*** Data section Section Begins ***
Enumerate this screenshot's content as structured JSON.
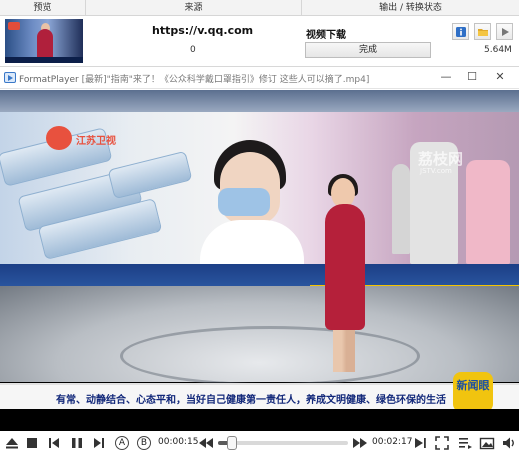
{
  "task_table": {
    "headers": {
      "preview": "预览",
      "source": "来源",
      "output_status": "输出 / 转换状态"
    },
    "row": {
      "source_url": "https://v.qq.com",
      "source_count": "0",
      "task_name": "视频下载",
      "status": "完成",
      "file_size": "5.64M"
    }
  },
  "player": {
    "app_name": "FormatPlayer",
    "file_title": "[最新]\"指南\"来了！《公众科学戴口罩指引》修订 这些人可以摘了.mp4]",
    "window_buttons": [
      "—",
      "☐",
      "✕"
    ],
    "video": {
      "ticker": "有常、动静结合、心态平和，当好自己健康第一责任人，养成文明健康、绿色环保的生活",
      "watermark": "荔枝网",
      "watermark_sub": "JSTV.com",
      "screen_logo": "江苏卫视",
      "badge": "新闻眼"
    },
    "controls": {
      "current_time": "00:00:15",
      "total_time": "00:02:17",
      "a_marker": "A",
      "b_marker": "B",
      "progress": 0.11
    }
  },
  "colors": {
    "accent": "#3a78c8",
    "anchor_dress": "#b5203a",
    "ticker_text": "#12287a"
  }
}
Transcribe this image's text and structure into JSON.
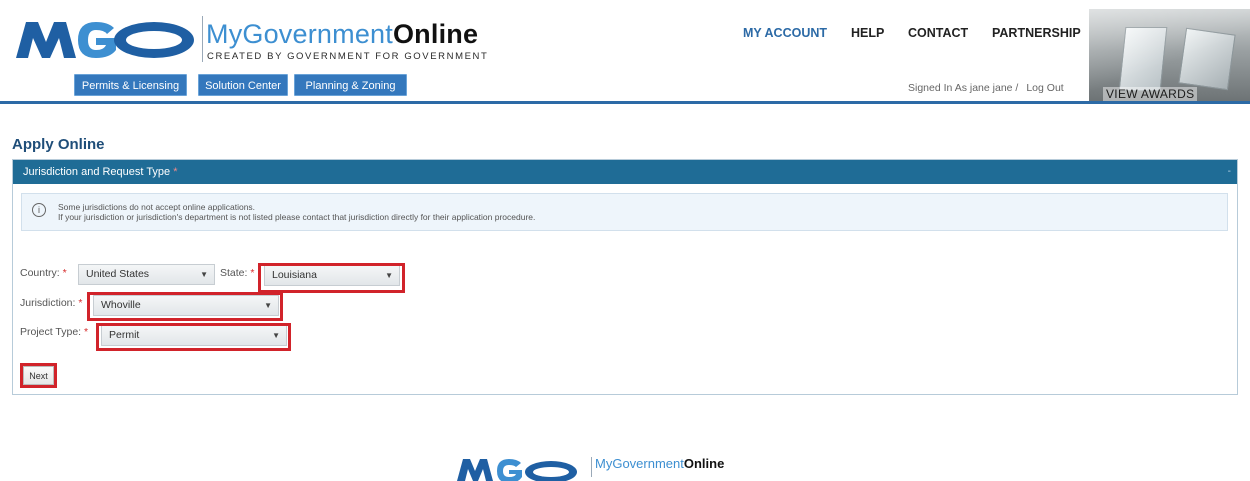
{
  "brand": {
    "name_part1": "MyGovernment",
    "name_part2": "Online",
    "tagline": "CREATED BY GOVERNMENT FOR GOVERNMENT",
    "logo_text": "MGO"
  },
  "top_nav": {
    "my_account": "MY ACCOUNT",
    "help": "HELP",
    "contact": "CONTACT",
    "partnership": "PARTNERSHIP"
  },
  "modules": {
    "permits": "Permits & Licensing",
    "solution": "Solution Center",
    "planning": "Planning & Zoning"
  },
  "user": {
    "signed_in": "Signed In As jane jane /",
    "logout": "Log Out"
  },
  "awards": {
    "label": "VIEW AWARDS"
  },
  "page": {
    "title": "Apply Online"
  },
  "panel": {
    "title": "Jurisdiction and Request Type",
    "required_mark": "*",
    "collapse_glyph": "-"
  },
  "notice": {
    "icon": "i",
    "line1": "Some jurisdictions do not accept online applications.",
    "line2": "If your jurisdiction or jurisdiction's department is not listed please contact that jurisdiction directly for their application procedure."
  },
  "form": {
    "country_label": "Country:",
    "country_value": "United States",
    "state_label": "State:",
    "state_value": "Louisiana",
    "jurisdiction_label": "Jurisdiction:",
    "jurisdiction_value": "Whoville",
    "project_label": "Project Type:",
    "project_value": "Permit",
    "required_mark": "*",
    "caret": "▼",
    "next_label": "Next"
  },
  "colors": {
    "brand_blue": "#3d8fd1",
    "nav_active": "#2c6aa6",
    "panel_header": "#1f6c96",
    "highlight_red": "#d1232a"
  }
}
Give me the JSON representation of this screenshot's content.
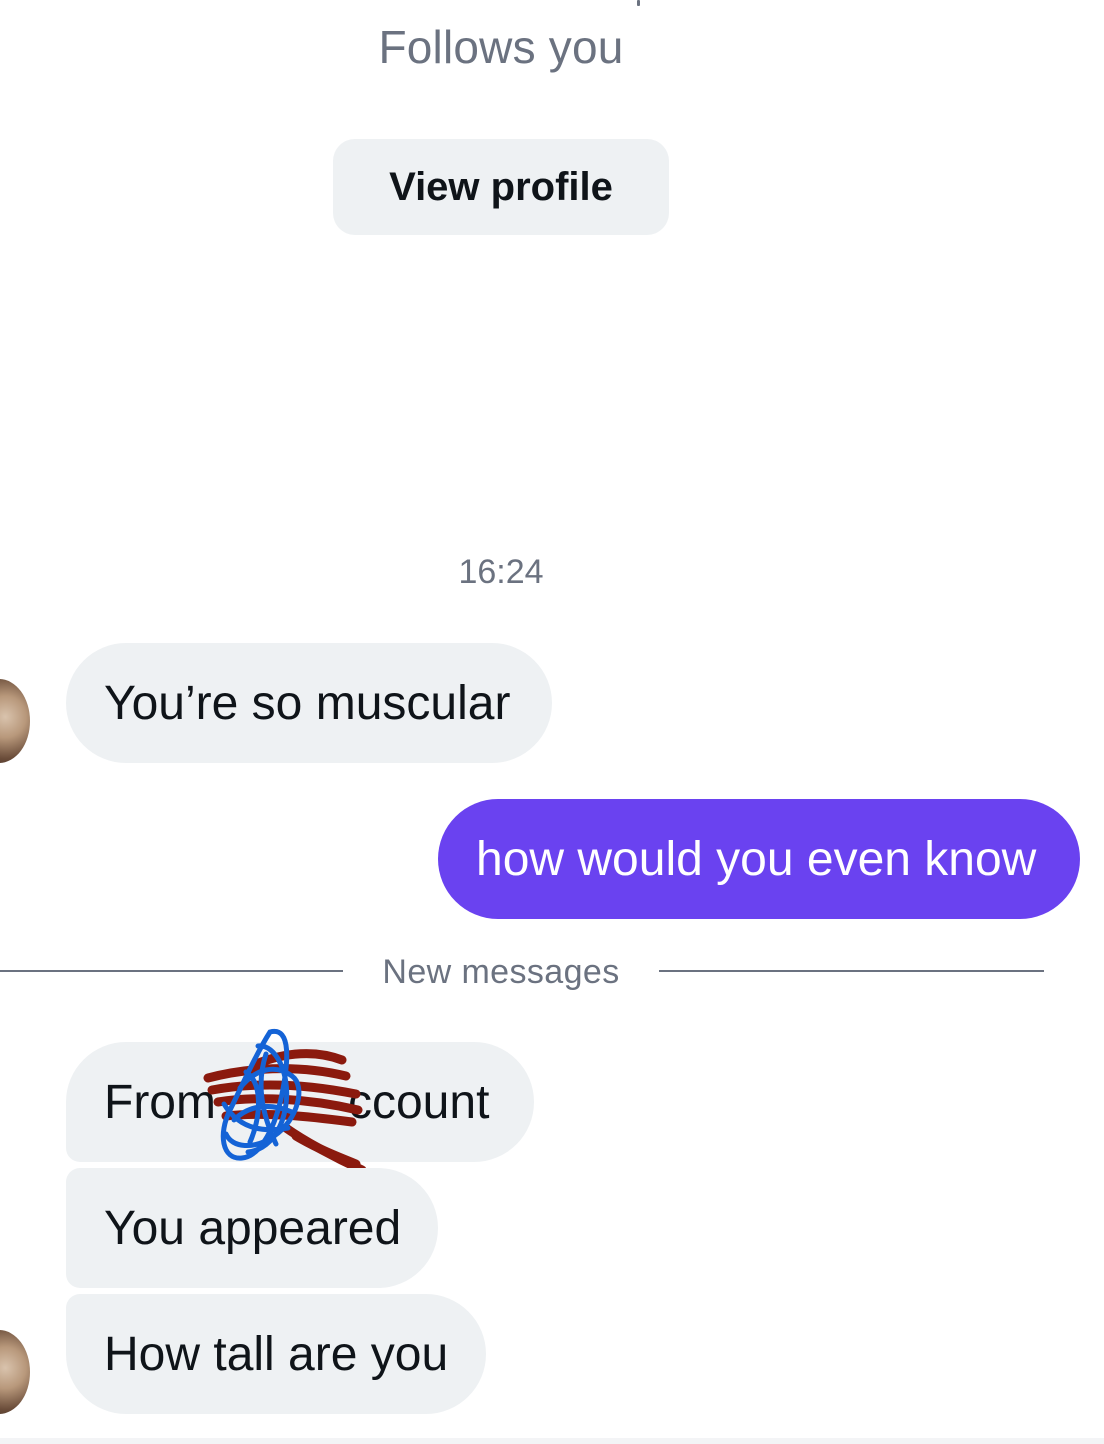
{
  "profile": {
    "follows_you": "Follows you",
    "view_profile_label": "View profile"
  },
  "conversation": {
    "timestamp": "16:24",
    "messages_before": [
      {
        "sender": "them",
        "text": "You’re so muscular"
      },
      {
        "sender": "me",
        "text": "how would you even know"
      }
    ],
    "new_messages_label": "New messages",
    "messages_after": [
      {
        "sender": "them",
        "text": "From ccount",
        "redacted": true
      },
      {
        "sender": "them",
        "text": "You appeared"
      },
      {
        "sender": "them",
        "text": "How tall are you"
      }
    ]
  },
  "colors": {
    "outgoing_bubble": "#6a42f0",
    "incoming_bubble": "#eef1f3",
    "secondary_text": "#6b7280",
    "scribble_red": "#8b1a0e",
    "scribble_blue": "#1463d6"
  }
}
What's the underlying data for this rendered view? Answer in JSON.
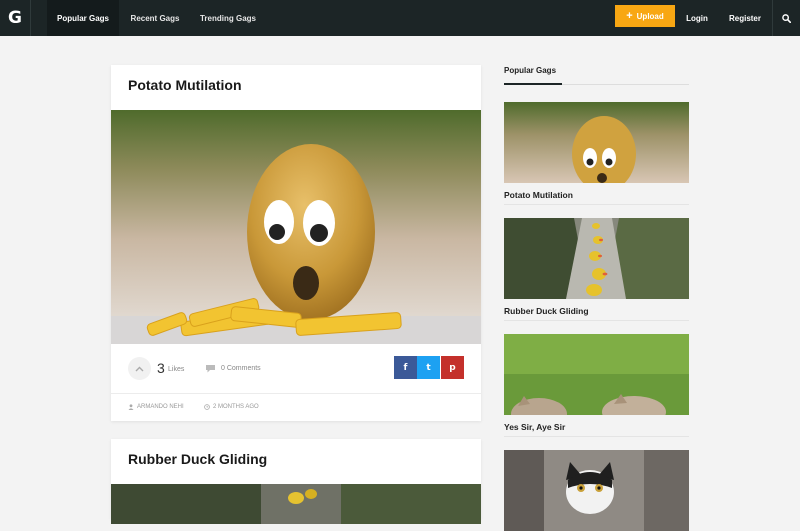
{
  "header": {
    "logo_text": "G",
    "nav": [
      {
        "label": "Popular Gags",
        "active": true
      },
      {
        "label": "Recent Gags",
        "active": false
      },
      {
        "label": "Trending Gags",
        "active": false
      }
    ],
    "upload_label": "Upload",
    "login_label": "Login",
    "register_label": "Register",
    "accent_color": "#f8a713",
    "bar_color": "#1c2526"
  },
  "posts": [
    {
      "title": "Potato Mutilation",
      "likes": "3",
      "likes_label": "Likes",
      "comments": "0 Comments",
      "author": "ARMANDO NEHI",
      "time": "2 MONTHS AGO",
      "share": {
        "facebook": "f",
        "twitter": "t",
        "pinterest": "p"
      }
    },
    {
      "title": "Rubber Duck Gliding"
    }
  ],
  "sidebar": {
    "heading": "Popular Gags",
    "items": [
      {
        "title": "Potato Mutilation",
        "icon": "potato-thumbnail"
      },
      {
        "title": "Rubber Duck Gliding",
        "icon": "duck-thumbnail"
      },
      {
        "title": "Yes Sir, Aye Sir",
        "icon": "cats-thumbnail"
      },
      {
        "title": "",
        "icon": "cat-thumbnail"
      }
    ]
  }
}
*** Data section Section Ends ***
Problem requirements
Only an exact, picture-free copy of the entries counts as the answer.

The answer
Enumerate this screenshot's content as structured JSON.
{
  "task_table": {
    "headers": {
      "preview": "预览",
      "source": "来源",
      "output_status": "输出 / 转换状态"
    },
    "row": {
      "source_url": "https://v.qq.com",
      "source_count": "0",
      "task_name": "视频下载",
      "status": "完成",
      "file_size": "5.64M"
    }
  },
  "player": {
    "app_name": "FormatPlayer",
    "file_title": "[最新]\"指南\"来了！《公众科学戴口罩指引》修订 这些人可以摘了.mp4]",
    "window_buttons": [
      "—",
      "☐",
      "✕"
    ],
    "video": {
      "ticker": "有常、动静结合、心态平和，当好自己健康第一责任人，养成文明健康、绿色环保的生活",
      "watermark": "荔枝网",
      "watermark_sub": "JSTV.com",
      "screen_logo": "江苏卫视",
      "badge": "新闻眼"
    },
    "controls": {
      "current_time": "00:00:15",
      "total_time": "00:02:17",
      "a_marker": "A",
      "b_marker": "B",
      "progress": 0.11
    }
  },
  "colors": {
    "accent": "#3a78c8",
    "anchor_dress": "#b5203a",
    "ticker_text": "#12287a"
  }
}
Transcribe this image's text and structure into JSON.
{
  "brand": {
    "name_part1": "MyGovernment",
    "name_part2": "Online",
    "tagline": "CREATED BY GOVERNMENT FOR GOVERNMENT",
    "logo_text": "MGO"
  },
  "top_nav": {
    "my_account": "MY ACCOUNT",
    "help": "HELP",
    "contact": "CONTACT",
    "partnership": "PARTNERSHIP"
  },
  "modules": {
    "permits": "Permits & Licensing",
    "solution": "Solution Center",
    "planning": "Planning & Zoning"
  },
  "user": {
    "signed_in": "Signed In As jane jane /",
    "logout": "Log Out"
  },
  "awards": {
    "label": "VIEW AWARDS"
  },
  "page": {
    "title": "Apply Online"
  },
  "panel": {
    "title": "Jurisdiction and Request Type",
    "required_mark": "*",
    "collapse_glyph": "-"
  },
  "notice": {
    "icon": "i",
    "line1": "Some jurisdictions do not accept online applications.",
    "line2": "If your jurisdiction or jurisdiction's department is not listed please contact that jurisdiction directly for their application procedure."
  },
  "form": {
    "country_label": "Country:",
    "country_value": "United States",
    "state_label": "State:",
    "state_value": "Louisiana",
    "jurisdiction_label": "Jurisdiction:",
    "jurisdiction_value": "Whoville",
    "project_label": "Project Type:",
    "project_value": "Permit",
    "required_mark": "*",
    "caret": "▼",
    "next_label": "Next"
  },
  "colors": {
    "brand_blue": "#3d8fd1",
    "nav_active": "#2c6aa6",
    "panel_header": "#1f6c96",
    "highlight_red": "#d1232a"
  }
}
Give me the JSON representation of this screenshot's content.
{
  "profile": {
    "follows_you": "Follows you",
    "view_profile_label": "View profile"
  },
  "conversation": {
    "timestamp": "16:24",
    "messages_before": [
      {
        "sender": "them",
        "text": "You’re so muscular"
      },
      {
        "sender": "me",
        "text": "how would you even know"
      }
    ],
    "new_messages_label": "New messages",
    "messages_after": [
      {
        "sender": "them",
        "text": "From ccount",
        "redacted": true
      },
      {
        "sender": "them",
        "text": "You appeared"
      },
      {
        "sender": "them",
        "text": "How tall are you"
      }
    ]
  },
  "colors": {
    "outgoing_bubble": "#6a42f0",
    "incoming_bubble": "#eef1f3",
    "secondary_text": "#6b7280",
    "scribble_red": "#8b1a0e",
    "scribble_blue": "#1463d6"
  }
}
What's the underlying data for this rendered view? Answer in JSON.
{
  "header": {
    "logo_text": "G",
    "nav": [
      {
        "label": "Popular Gags",
        "active": true
      },
      {
        "label": "Recent Gags",
        "active": false
      },
      {
        "label": "Trending Gags",
        "active": false
      }
    ],
    "upload_label": "Upload",
    "login_label": "Login",
    "register_label": "Register",
    "accent_color": "#f8a713",
    "bar_color": "#1c2526"
  },
  "posts": [
    {
      "title": "Potato Mutilation",
      "likes": "3",
      "likes_label": "Likes",
      "comments": "0 Comments",
      "author": "ARMANDO NEHI",
      "time": "2 MONTHS AGO",
      "share": {
        "facebook": "f",
        "twitter": "t",
        "pinterest": "p"
      }
    },
    {
      "title": "Rubber Duck Gliding"
    }
  ],
  "sidebar": {
    "heading": "Popular Gags",
    "items": [
      {
        "title": "Potato Mutilation",
        "icon": "potato-thumbnail"
      },
      {
        "title": "Rubber Duck Gliding",
        "icon": "duck-thumbnail"
      },
      {
        "title": "Yes Sir, Aye Sir",
        "icon": "cats-thumbnail"
      },
      {
        "title": "",
        "icon": "cat-thumbnail"
      }
    ]
  }
}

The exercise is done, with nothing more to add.